───── SOURCE INFORMATION ─────

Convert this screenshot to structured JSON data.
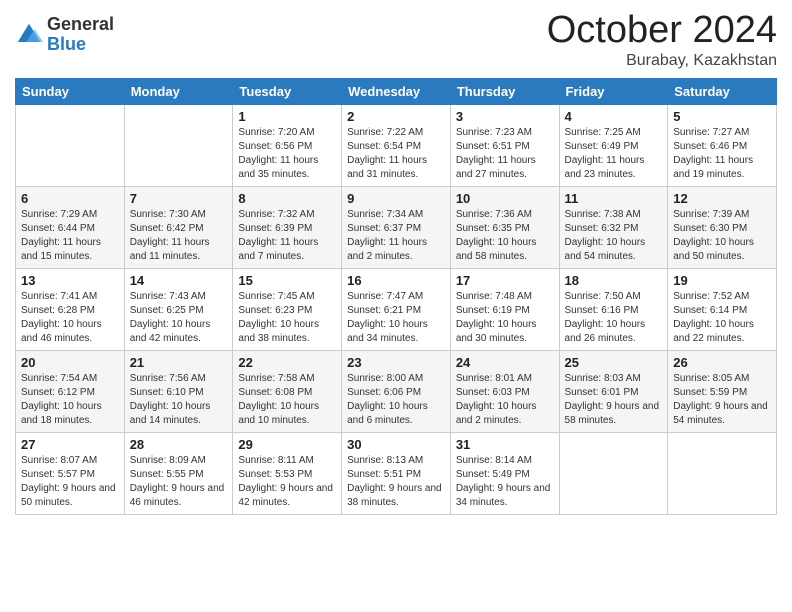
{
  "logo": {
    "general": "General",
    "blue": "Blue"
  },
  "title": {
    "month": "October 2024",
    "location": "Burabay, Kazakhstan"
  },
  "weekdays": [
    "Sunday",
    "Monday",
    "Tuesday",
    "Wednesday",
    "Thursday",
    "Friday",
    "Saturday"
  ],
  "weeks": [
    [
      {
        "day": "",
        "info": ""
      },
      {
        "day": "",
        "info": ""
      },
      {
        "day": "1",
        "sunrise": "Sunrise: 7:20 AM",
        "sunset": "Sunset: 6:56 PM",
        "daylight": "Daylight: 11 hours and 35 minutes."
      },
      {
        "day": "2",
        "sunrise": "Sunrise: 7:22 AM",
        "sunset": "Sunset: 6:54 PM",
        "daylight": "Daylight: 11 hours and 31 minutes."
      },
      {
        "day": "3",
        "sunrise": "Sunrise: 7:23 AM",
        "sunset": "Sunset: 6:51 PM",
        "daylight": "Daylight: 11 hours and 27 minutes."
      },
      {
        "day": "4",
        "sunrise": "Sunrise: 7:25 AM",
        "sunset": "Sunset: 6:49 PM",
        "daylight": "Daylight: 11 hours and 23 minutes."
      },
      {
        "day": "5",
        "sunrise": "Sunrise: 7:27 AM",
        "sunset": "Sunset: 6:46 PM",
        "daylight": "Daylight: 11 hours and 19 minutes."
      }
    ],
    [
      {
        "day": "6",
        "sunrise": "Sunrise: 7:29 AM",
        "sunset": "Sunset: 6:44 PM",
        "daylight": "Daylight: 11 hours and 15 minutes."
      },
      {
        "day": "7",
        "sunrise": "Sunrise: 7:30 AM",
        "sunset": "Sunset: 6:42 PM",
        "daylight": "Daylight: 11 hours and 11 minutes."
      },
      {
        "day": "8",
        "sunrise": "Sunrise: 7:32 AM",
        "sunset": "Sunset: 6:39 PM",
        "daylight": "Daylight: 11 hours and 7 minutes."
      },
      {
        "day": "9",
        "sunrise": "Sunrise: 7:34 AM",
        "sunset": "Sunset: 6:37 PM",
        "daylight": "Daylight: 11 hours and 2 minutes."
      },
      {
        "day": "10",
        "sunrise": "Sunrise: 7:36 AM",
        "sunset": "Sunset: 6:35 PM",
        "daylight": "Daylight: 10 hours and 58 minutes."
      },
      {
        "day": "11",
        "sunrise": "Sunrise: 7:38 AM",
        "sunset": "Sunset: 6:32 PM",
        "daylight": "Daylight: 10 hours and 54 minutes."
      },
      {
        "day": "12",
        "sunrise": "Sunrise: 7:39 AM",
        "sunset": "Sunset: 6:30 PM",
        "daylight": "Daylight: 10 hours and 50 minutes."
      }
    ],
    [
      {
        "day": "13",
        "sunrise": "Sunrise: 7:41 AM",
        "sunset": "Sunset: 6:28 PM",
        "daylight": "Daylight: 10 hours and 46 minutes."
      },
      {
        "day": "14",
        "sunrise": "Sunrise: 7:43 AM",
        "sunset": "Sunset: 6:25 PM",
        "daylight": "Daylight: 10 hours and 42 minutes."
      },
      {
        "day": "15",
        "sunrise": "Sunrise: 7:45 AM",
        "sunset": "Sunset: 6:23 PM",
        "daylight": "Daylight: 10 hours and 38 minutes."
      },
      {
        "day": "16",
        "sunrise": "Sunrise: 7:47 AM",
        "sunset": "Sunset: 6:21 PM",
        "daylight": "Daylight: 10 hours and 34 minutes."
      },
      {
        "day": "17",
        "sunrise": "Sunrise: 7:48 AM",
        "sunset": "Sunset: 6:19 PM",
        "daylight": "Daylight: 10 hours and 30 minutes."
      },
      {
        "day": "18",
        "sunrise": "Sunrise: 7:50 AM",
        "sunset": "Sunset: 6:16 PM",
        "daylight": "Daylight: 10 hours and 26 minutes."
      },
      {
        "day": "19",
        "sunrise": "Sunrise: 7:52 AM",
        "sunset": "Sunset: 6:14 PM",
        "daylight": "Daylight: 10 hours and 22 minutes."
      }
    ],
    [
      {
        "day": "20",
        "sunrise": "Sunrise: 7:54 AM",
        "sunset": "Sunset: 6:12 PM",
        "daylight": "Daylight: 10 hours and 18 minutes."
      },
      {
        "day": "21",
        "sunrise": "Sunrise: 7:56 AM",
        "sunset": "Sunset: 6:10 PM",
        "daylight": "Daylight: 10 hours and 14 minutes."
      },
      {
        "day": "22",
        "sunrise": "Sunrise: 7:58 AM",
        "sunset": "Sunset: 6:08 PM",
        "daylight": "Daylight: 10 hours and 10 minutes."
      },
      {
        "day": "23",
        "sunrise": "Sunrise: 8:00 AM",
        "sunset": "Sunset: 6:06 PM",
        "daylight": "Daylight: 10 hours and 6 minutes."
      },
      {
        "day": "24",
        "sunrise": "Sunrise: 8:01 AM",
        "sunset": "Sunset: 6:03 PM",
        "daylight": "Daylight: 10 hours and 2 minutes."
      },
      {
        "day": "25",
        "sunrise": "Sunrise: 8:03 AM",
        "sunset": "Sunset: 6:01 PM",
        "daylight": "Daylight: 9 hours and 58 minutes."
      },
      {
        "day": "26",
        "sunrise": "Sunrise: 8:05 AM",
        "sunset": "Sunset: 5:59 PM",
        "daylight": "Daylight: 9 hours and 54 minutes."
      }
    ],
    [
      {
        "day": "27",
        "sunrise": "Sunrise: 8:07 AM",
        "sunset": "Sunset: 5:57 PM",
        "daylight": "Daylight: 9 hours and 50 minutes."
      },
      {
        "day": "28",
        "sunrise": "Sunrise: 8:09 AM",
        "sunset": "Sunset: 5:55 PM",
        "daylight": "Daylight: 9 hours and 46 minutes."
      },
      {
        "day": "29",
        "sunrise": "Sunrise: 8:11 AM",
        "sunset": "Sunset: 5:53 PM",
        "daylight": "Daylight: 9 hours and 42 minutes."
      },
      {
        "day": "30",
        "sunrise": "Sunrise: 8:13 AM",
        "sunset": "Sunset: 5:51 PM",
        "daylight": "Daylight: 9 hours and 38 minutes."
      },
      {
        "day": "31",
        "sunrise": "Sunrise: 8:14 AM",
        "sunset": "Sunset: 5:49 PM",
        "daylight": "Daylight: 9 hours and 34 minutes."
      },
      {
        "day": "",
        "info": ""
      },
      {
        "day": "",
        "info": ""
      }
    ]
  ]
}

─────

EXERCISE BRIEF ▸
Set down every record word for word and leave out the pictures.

OUTPUT ▸
Convert this screenshot to structured JSON data.
{
  "logo": {
    "general": "General",
    "blue": "Blue"
  },
  "title": {
    "month": "October 2024",
    "location": "Burabay, Kazakhstan"
  },
  "weekdays": [
    "Sunday",
    "Monday",
    "Tuesday",
    "Wednesday",
    "Thursday",
    "Friday",
    "Saturday"
  ],
  "weeks": [
    [
      {
        "day": "",
        "info": ""
      },
      {
        "day": "",
        "info": ""
      },
      {
        "day": "1",
        "sunrise": "Sunrise: 7:20 AM",
        "sunset": "Sunset: 6:56 PM",
        "daylight": "Daylight: 11 hours and 35 minutes."
      },
      {
        "day": "2",
        "sunrise": "Sunrise: 7:22 AM",
        "sunset": "Sunset: 6:54 PM",
        "daylight": "Daylight: 11 hours and 31 minutes."
      },
      {
        "day": "3",
        "sunrise": "Sunrise: 7:23 AM",
        "sunset": "Sunset: 6:51 PM",
        "daylight": "Daylight: 11 hours and 27 minutes."
      },
      {
        "day": "4",
        "sunrise": "Sunrise: 7:25 AM",
        "sunset": "Sunset: 6:49 PM",
        "daylight": "Daylight: 11 hours and 23 minutes."
      },
      {
        "day": "5",
        "sunrise": "Sunrise: 7:27 AM",
        "sunset": "Sunset: 6:46 PM",
        "daylight": "Daylight: 11 hours and 19 minutes."
      }
    ],
    [
      {
        "day": "6",
        "sunrise": "Sunrise: 7:29 AM",
        "sunset": "Sunset: 6:44 PM",
        "daylight": "Daylight: 11 hours and 15 minutes."
      },
      {
        "day": "7",
        "sunrise": "Sunrise: 7:30 AM",
        "sunset": "Sunset: 6:42 PM",
        "daylight": "Daylight: 11 hours and 11 minutes."
      },
      {
        "day": "8",
        "sunrise": "Sunrise: 7:32 AM",
        "sunset": "Sunset: 6:39 PM",
        "daylight": "Daylight: 11 hours and 7 minutes."
      },
      {
        "day": "9",
        "sunrise": "Sunrise: 7:34 AM",
        "sunset": "Sunset: 6:37 PM",
        "daylight": "Daylight: 11 hours and 2 minutes."
      },
      {
        "day": "10",
        "sunrise": "Sunrise: 7:36 AM",
        "sunset": "Sunset: 6:35 PM",
        "daylight": "Daylight: 10 hours and 58 minutes."
      },
      {
        "day": "11",
        "sunrise": "Sunrise: 7:38 AM",
        "sunset": "Sunset: 6:32 PM",
        "daylight": "Daylight: 10 hours and 54 minutes."
      },
      {
        "day": "12",
        "sunrise": "Sunrise: 7:39 AM",
        "sunset": "Sunset: 6:30 PM",
        "daylight": "Daylight: 10 hours and 50 minutes."
      }
    ],
    [
      {
        "day": "13",
        "sunrise": "Sunrise: 7:41 AM",
        "sunset": "Sunset: 6:28 PM",
        "daylight": "Daylight: 10 hours and 46 minutes."
      },
      {
        "day": "14",
        "sunrise": "Sunrise: 7:43 AM",
        "sunset": "Sunset: 6:25 PM",
        "daylight": "Daylight: 10 hours and 42 minutes."
      },
      {
        "day": "15",
        "sunrise": "Sunrise: 7:45 AM",
        "sunset": "Sunset: 6:23 PM",
        "daylight": "Daylight: 10 hours and 38 minutes."
      },
      {
        "day": "16",
        "sunrise": "Sunrise: 7:47 AM",
        "sunset": "Sunset: 6:21 PM",
        "daylight": "Daylight: 10 hours and 34 minutes."
      },
      {
        "day": "17",
        "sunrise": "Sunrise: 7:48 AM",
        "sunset": "Sunset: 6:19 PM",
        "daylight": "Daylight: 10 hours and 30 minutes."
      },
      {
        "day": "18",
        "sunrise": "Sunrise: 7:50 AM",
        "sunset": "Sunset: 6:16 PM",
        "daylight": "Daylight: 10 hours and 26 minutes."
      },
      {
        "day": "19",
        "sunrise": "Sunrise: 7:52 AM",
        "sunset": "Sunset: 6:14 PM",
        "daylight": "Daylight: 10 hours and 22 minutes."
      }
    ],
    [
      {
        "day": "20",
        "sunrise": "Sunrise: 7:54 AM",
        "sunset": "Sunset: 6:12 PM",
        "daylight": "Daylight: 10 hours and 18 minutes."
      },
      {
        "day": "21",
        "sunrise": "Sunrise: 7:56 AM",
        "sunset": "Sunset: 6:10 PM",
        "daylight": "Daylight: 10 hours and 14 minutes."
      },
      {
        "day": "22",
        "sunrise": "Sunrise: 7:58 AM",
        "sunset": "Sunset: 6:08 PM",
        "daylight": "Daylight: 10 hours and 10 minutes."
      },
      {
        "day": "23",
        "sunrise": "Sunrise: 8:00 AM",
        "sunset": "Sunset: 6:06 PM",
        "daylight": "Daylight: 10 hours and 6 minutes."
      },
      {
        "day": "24",
        "sunrise": "Sunrise: 8:01 AM",
        "sunset": "Sunset: 6:03 PM",
        "daylight": "Daylight: 10 hours and 2 minutes."
      },
      {
        "day": "25",
        "sunrise": "Sunrise: 8:03 AM",
        "sunset": "Sunset: 6:01 PM",
        "daylight": "Daylight: 9 hours and 58 minutes."
      },
      {
        "day": "26",
        "sunrise": "Sunrise: 8:05 AM",
        "sunset": "Sunset: 5:59 PM",
        "daylight": "Daylight: 9 hours and 54 minutes."
      }
    ],
    [
      {
        "day": "27",
        "sunrise": "Sunrise: 8:07 AM",
        "sunset": "Sunset: 5:57 PM",
        "daylight": "Daylight: 9 hours and 50 minutes."
      },
      {
        "day": "28",
        "sunrise": "Sunrise: 8:09 AM",
        "sunset": "Sunset: 5:55 PM",
        "daylight": "Daylight: 9 hours and 46 minutes."
      },
      {
        "day": "29",
        "sunrise": "Sunrise: 8:11 AM",
        "sunset": "Sunset: 5:53 PM",
        "daylight": "Daylight: 9 hours and 42 minutes."
      },
      {
        "day": "30",
        "sunrise": "Sunrise: 8:13 AM",
        "sunset": "Sunset: 5:51 PM",
        "daylight": "Daylight: 9 hours and 38 minutes."
      },
      {
        "day": "31",
        "sunrise": "Sunrise: 8:14 AM",
        "sunset": "Sunset: 5:49 PM",
        "daylight": "Daylight: 9 hours and 34 minutes."
      },
      {
        "day": "",
        "info": ""
      },
      {
        "day": "",
        "info": ""
      }
    ]
  ]
}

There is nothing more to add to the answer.